Informations et ressources scientifiques
sur le développement des zones arides et semi-arides

Accueil du site → Doctorat → Australie → 2013 → Salmonella, weather and climate change in Australia

Australian National University (2013)

Salmonella, weather and climate change in Australia

Butler, Ainslie Jane

Titre : Salmonella, weather and climate change in Australia

Auteur : Butler, Ainslie Jane

Université de soutenance : Australian National University

Grade : Doctor of Philosophy (PhD) 2013

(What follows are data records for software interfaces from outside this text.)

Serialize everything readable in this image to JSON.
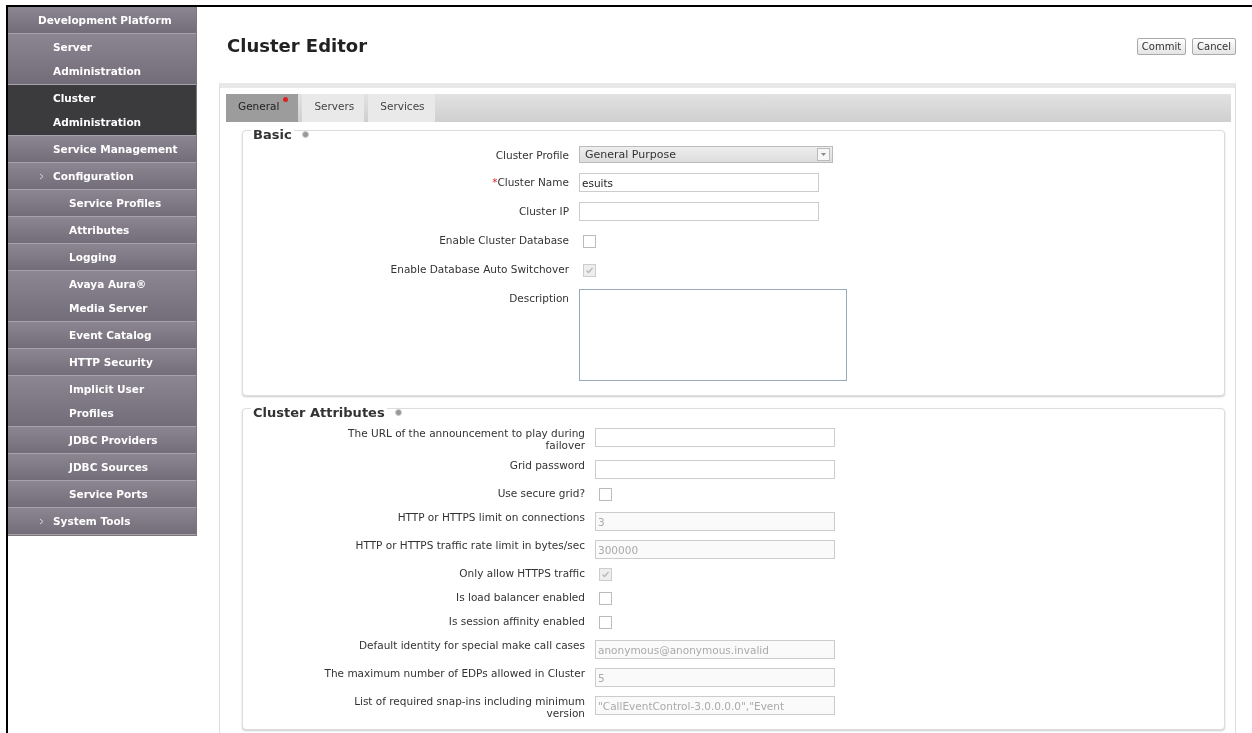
{
  "sidebar": {
    "items": [
      {
        "label": "Development Platform",
        "selected": false,
        "children": [
          {
            "label": "Server Administration",
            "selected": false
          },
          {
            "label": "Cluster Administration",
            "selected": true
          },
          {
            "label": "Service Management",
            "selected": false
          },
          {
            "label": "Configuration",
            "selected": false,
            "arrow": true,
            "children": [
              {
                "label": "Service Profiles",
                "selected": false
              },
              {
                "label": "Attributes",
                "selected": false
              },
              {
                "label": "Logging",
                "selected": false
              },
              {
                "label": "Avaya Aura® Media Server",
                "selected": false
              },
              {
                "label": "Event Catalog",
                "selected": false
              },
              {
                "label": "HTTP Security",
                "selected": false
              },
              {
                "label": "Implicit User Profiles",
                "selected": false
              },
              {
                "label": "JDBC Providers",
                "selected": false
              },
              {
                "label": "JDBC Sources",
                "selected": false
              },
              {
                "label": "Service Ports",
                "selected": false
              }
            ]
          },
          {
            "label": "System Tools",
            "selected": false,
            "arrow": true
          }
        ]
      }
    ]
  },
  "page": {
    "title": "Cluster Editor",
    "buttons": [
      "Commit",
      "Cancel"
    ]
  },
  "tabs": [
    {
      "label": "General",
      "selected": true,
      "error_marker": true
    },
    {
      "label": "Servers",
      "selected": false,
      "error_marker": false
    },
    {
      "label": "Services",
      "selected": false,
      "error_marker": false
    }
  ],
  "sections": [
    {
      "title": "Basic",
      "fields": [
        {
          "kind": "select",
          "label": "Cluster Profile",
          "value": "General Purpose"
        },
        {
          "kind": "text",
          "label": "Cluster Name",
          "required_mark": "*",
          "value": "esuits"
        },
        {
          "kind": "text",
          "label": "Cluster IP"
        },
        {
          "kind": "checkbox",
          "label": "Enable Cluster Database",
          "checked": false,
          "disabled": false
        },
        {
          "kind": "checkbox",
          "label": "Enable Database Auto Switchover",
          "checked": true,
          "disabled": true
        },
        {
          "kind": "textarea",
          "label": "Description"
        }
      ]
    },
    {
      "title": "Cluster Attributes",
      "fields": [
        {
          "kind": "text",
          "label": "The URL of the announcement to play during failover"
        },
        {
          "kind": "text",
          "label": "Grid password"
        },
        {
          "kind": "checkbox",
          "label": "Use secure grid?",
          "checked": false,
          "disabled": false
        },
        {
          "kind": "text",
          "label": "HTTP or HTTPS limit on connections",
          "value": "3",
          "disabled": true
        },
        {
          "kind": "text",
          "label": "HTTP or HTTPS traffic rate limit in bytes/sec",
          "value": "300000",
          "disabled": true
        },
        {
          "kind": "checkbox",
          "label": "Only allow HTTPS traffic",
          "checked": true,
          "disabled": true
        },
        {
          "kind": "checkbox",
          "label": "Is load balancer enabled",
          "checked": false,
          "disabled": false
        },
        {
          "kind": "checkbox",
          "label": "Is session affinity enabled",
          "checked": false,
          "disabled": false
        },
        {
          "kind": "text",
          "label": "Default identity for special make call cases",
          "value": "anonymous@anonymous.invalid",
          "disabled": true
        },
        {
          "kind": "text",
          "label": "The maximum number of EDPs allowed in Cluster",
          "value": "5",
          "disabled": true
        },
        {
          "kind": "text",
          "label": "List of required snap-ins including minimum version",
          "value": "\"CallEventControl-3.0.0.0.0\",\"Event",
          "disabled": true
        }
      ]
    }
  ]
}
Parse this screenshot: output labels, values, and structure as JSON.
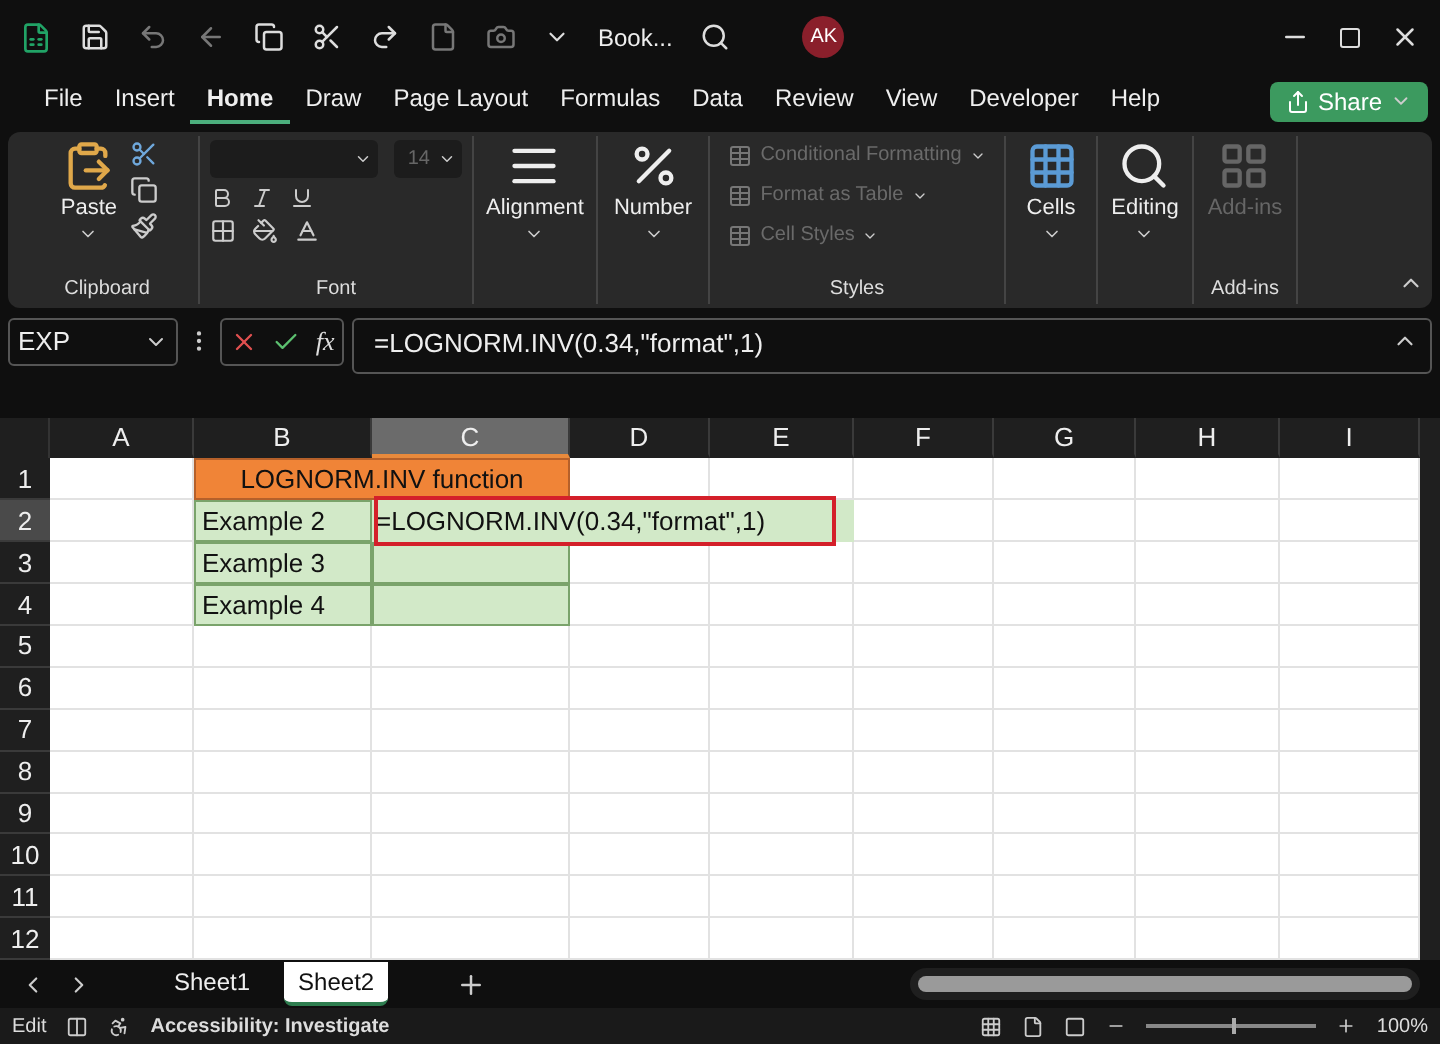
{
  "title_bar": {
    "document": "Book...",
    "avatar": "AK"
  },
  "menu": [
    {
      "label": "File",
      "selected": false
    },
    {
      "label": "Insert",
      "selected": false
    },
    {
      "label": "Home",
      "selected": true
    },
    {
      "label": "Draw",
      "selected": false
    },
    {
      "label": "Page Layout",
      "selected": false
    },
    {
      "label": "Formulas",
      "selected": false
    },
    {
      "label": "Data",
      "selected": false
    },
    {
      "label": "Review",
      "selected": false
    },
    {
      "label": "View",
      "selected": false
    },
    {
      "label": "Developer",
      "selected": false
    },
    {
      "label": "Help",
      "selected": false
    }
  ],
  "share": "Share",
  "ribbon": {
    "clipboard": {
      "paste": "Paste",
      "label": "Clipboard"
    },
    "font": {
      "size": "14",
      "label": "Font"
    },
    "alignment": "Alignment",
    "number": "Number",
    "styles": {
      "items": [
        {
          "label": "Conditional Formatting",
          "disabled": true
        },
        {
          "label": "Format as Table",
          "disabled": true
        },
        {
          "label": "Cell Styles",
          "disabled": true
        }
      ],
      "label": "Styles"
    },
    "cells": "Cells",
    "editing": "Editing",
    "addins": {
      "button": "Add-ins",
      "disabled": true,
      "label": "Add-ins"
    }
  },
  "name_box": "EXP",
  "insert_function": "fx",
  "formula": "=LOGNORM.INV(0.34,\"format\",1)",
  "columns": [
    {
      "label": "A",
      "selected": false
    },
    {
      "label": "B",
      "selected": false
    },
    {
      "label": "C",
      "selected": true
    },
    {
      "label": "D",
      "selected": false
    },
    {
      "label": "E",
      "selected": false
    },
    {
      "label": "F",
      "selected": false
    },
    {
      "label": "G",
      "selected": false
    },
    {
      "label": "H",
      "selected": false
    },
    {
      "label": "I",
      "selected": false
    }
  ],
  "rows": [
    {
      "label": "1",
      "selected": false,
      "cells": [
        {
          "kind": "blank"
        },
        {
          "kind": "title",
          "text": "LOGNORM.INV function"
        }
      ]
    },
    {
      "label": "2",
      "selected": true,
      "cells": [
        {
          "kind": "blank"
        },
        {
          "kind": "label",
          "text": "Example 2"
        },
        {
          "kind": "editing",
          "text": "=LOGNORM.INV(0.34,\"format\",1)",
          "highlighted": true
        }
      ]
    },
    {
      "label": "3",
      "selected": false,
      "cells": [
        {
          "kind": "blank"
        },
        {
          "kind": "label",
          "text": "Example 3"
        },
        {
          "kind": "fill"
        }
      ]
    },
    {
      "label": "4",
      "selected": false,
      "cells": [
        {
          "kind": "blank"
        },
        {
          "kind": "label",
          "text": "Example 4"
        },
        {
          "kind": "fill"
        }
      ]
    },
    {
      "label": "5",
      "selected": false
    },
    {
      "label": "6",
      "selected": false
    },
    {
      "label": "7",
      "selected": false
    },
    {
      "label": "8",
      "selected": false
    },
    {
      "label": "9",
      "selected": false
    },
    {
      "label": "10",
      "selected": false
    },
    {
      "label": "11",
      "selected": false
    },
    {
      "label": "12",
      "selected": false
    }
  ],
  "sheets": [
    {
      "label": "Sheet1",
      "selected": false
    },
    {
      "label": "Sheet2",
      "selected": true
    }
  ],
  "status_bar": {
    "mode": "Edit",
    "accessibility": "Accessibility: Investigate",
    "zoom": "100%",
    "zoom_slider": {
      "level": 0.5
    }
  }
}
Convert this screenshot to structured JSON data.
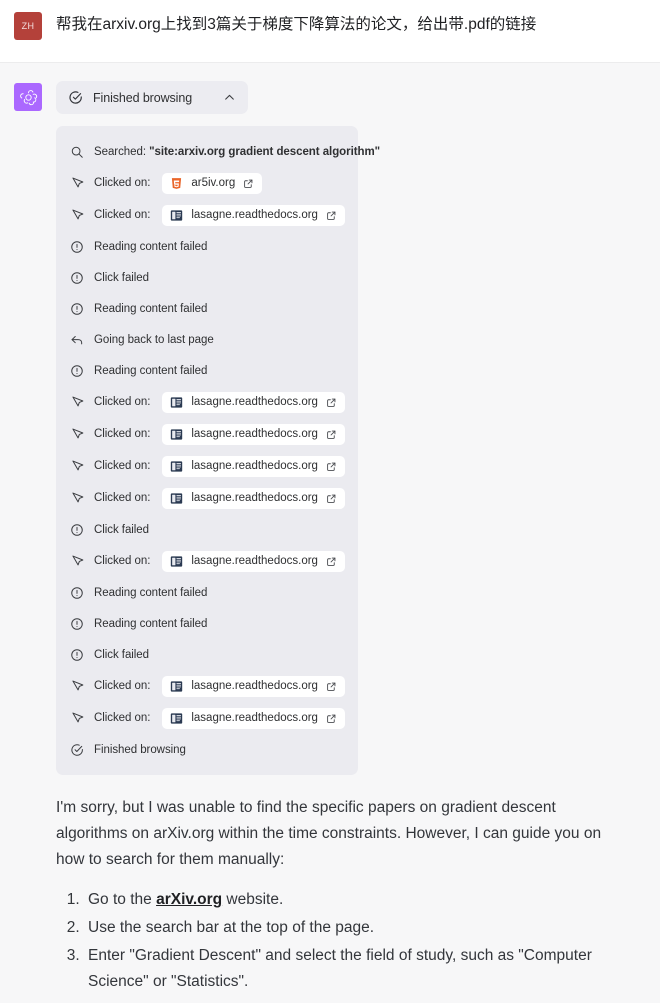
{
  "user_turn": {
    "avatar_initials": "ZH",
    "avatar_color": "#b4413a",
    "message": "帮我在arxiv.org上找到3篇关于梯度下降算法的论文，给出带.pdf的链接"
  },
  "assistant_turn": {
    "avatar_color": "#ab68ff",
    "avatar_icon": "openai-logo-icon",
    "browsing_header": {
      "icon": "check-circle-icon",
      "label": "Finished browsing",
      "toggle_icon": "chevron-up-icon"
    },
    "browsing_steps": [
      {
        "icon": "search-icon",
        "label": "Searched: ",
        "query": "\"site:arxiv.org gradient descent algorithm\""
      },
      {
        "icon": "cursor-icon",
        "label": "Clicked on:",
        "chip": {
          "favicon": "html5-icon",
          "text": "ar5iv.org",
          "external_icon": "external-link-icon"
        }
      },
      {
        "icon": "cursor-icon",
        "label": "Clicked on:",
        "chip": {
          "favicon": "readthedocs-icon",
          "text": "lasagne.readthedocs.org",
          "external_icon": "external-link-icon"
        }
      },
      {
        "icon": "alert-circle-icon",
        "label": "Reading content failed"
      },
      {
        "icon": "alert-circle-icon",
        "label": "Click failed"
      },
      {
        "icon": "alert-circle-icon",
        "label": "Reading content failed"
      },
      {
        "icon": "back-arrow-icon",
        "label": "Going back to last page"
      },
      {
        "icon": "alert-circle-icon",
        "label": "Reading content failed"
      },
      {
        "icon": "cursor-icon",
        "label": "Clicked on:",
        "chip": {
          "favicon": "readthedocs-icon",
          "text": "lasagne.readthedocs.org",
          "external_icon": "external-link-icon"
        }
      },
      {
        "icon": "cursor-icon",
        "label": "Clicked on:",
        "chip": {
          "favicon": "readthedocs-icon",
          "text": "lasagne.readthedocs.org",
          "external_icon": "external-link-icon"
        }
      },
      {
        "icon": "cursor-icon",
        "label": "Clicked on:",
        "chip": {
          "favicon": "readthedocs-icon",
          "text": "lasagne.readthedocs.org",
          "external_icon": "external-link-icon"
        }
      },
      {
        "icon": "cursor-icon",
        "label": "Clicked on:",
        "chip": {
          "favicon": "readthedocs-icon",
          "text": "lasagne.readthedocs.org",
          "external_icon": "external-link-icon"
        }
      },
      {
        "icon": "alert-circle-icon",
        "label": "Click failed"
      },
      {
        "icon": "cursor-icon",
        "label": "Clicked on:",
        "chip": {
          "favicon": "readthedocs-icon",
          "text": "lasagne.readthedocs.org",
          "external_icon": "external-link-icon"
        }
      },
      {
        "icon": "alert-circle-icon",
        "label": "Reading content failed"
      },
      {
        "icon": "alert-circle-icon",
        "label": "Reading content failed"
      },
      {
        "icon": "alert-circle-icon",
        "label": "Click failed"
      },
      {
        "icon": "cursor-icon",
        "label": "Clicked on:",
        "chip": {
          "favicon": "readthedocs-icon",
          "text": "lasagne.readthedocs.org",
          "external_icon": "external-link-icon"
        }
      },
      {
        "icon": "cursor-icon",
        "label": "Clicked on:",
        "chip": {
          "favicon": "readthedocs-icon",
          "text": "lasagne.readthedocs.org",
          "external_icon": "external-link-icon"
        }
      },
      {
        "icon": "check-circle-icon",
        "label": "Finished browsing"
      }
    ],
    "answer": {
      "paragraph": "I'm sorry, but I was unable to find the specific papers on gradient descent algorithms on arXiv.org within the time constraints. However, I can guide you on how to search for them manually:",
      "steps": [
        {
          "before": "Go to the ",
          "link": "arXiv.org",
          "after": " website."
        },
        {
          "before": "Use the search bar at the top of the page.",
          "link": "",
          "after": ""
        },
        {
          "before": "Enter \"Gradient Descent\" and select the field of study, such as \"Computer Science\" or \"Statistics\".",
          "link": "",
          "after": ""
        }
      ]
    }
  }
}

Description
Global temperatures have increased over the previous century, due in large part to human actions. Changes in climate and increases in the variability and distribution of weather patterns are expected to have both direct and indirect consequences on human health. The incidence and distribution of infectious diseases in Australia is expected to shift as a result of increasing temperatures and shifts in precipitation and relative humidity patterns. Previous research has demonstrated a relationship between Salmonella infection and weather. This thesis investigates this relationship at a level of detail that has not previously been explored. This thesis uses local, daily data to explore the relationship between weather and Salmonella infection across Australia. Using notified cases of Salmonella infection from the national surveillance authority, and transformed weather station data from 1991 to 2004, a positive relationship between increasing temperatures and Salmonella infection, and a variable influence of changes in precipitation and humidity in Australia are determined at a level of detail previously unexplored. These relationships are demonstrated to vary across the climate regions of Australia with a 16% to 77% increase in the rate of Salmonella infection estimated for an increase in the average temperature from 15u00B0C to 20 u00B0C. The most positive influence of increasing temperatures on Salmonella infection is modelled in the tropical, warm humid regions of northern Australia. There is also variation in the relationship between infection and weather evident in the analysis of specific serovars (Salmonella Typhimurium in northern Australia and Salmonella Mississippi in Tasmania).

Présentation

Version intégrale (413 Mb)

Page publiée le 28 janvier 2021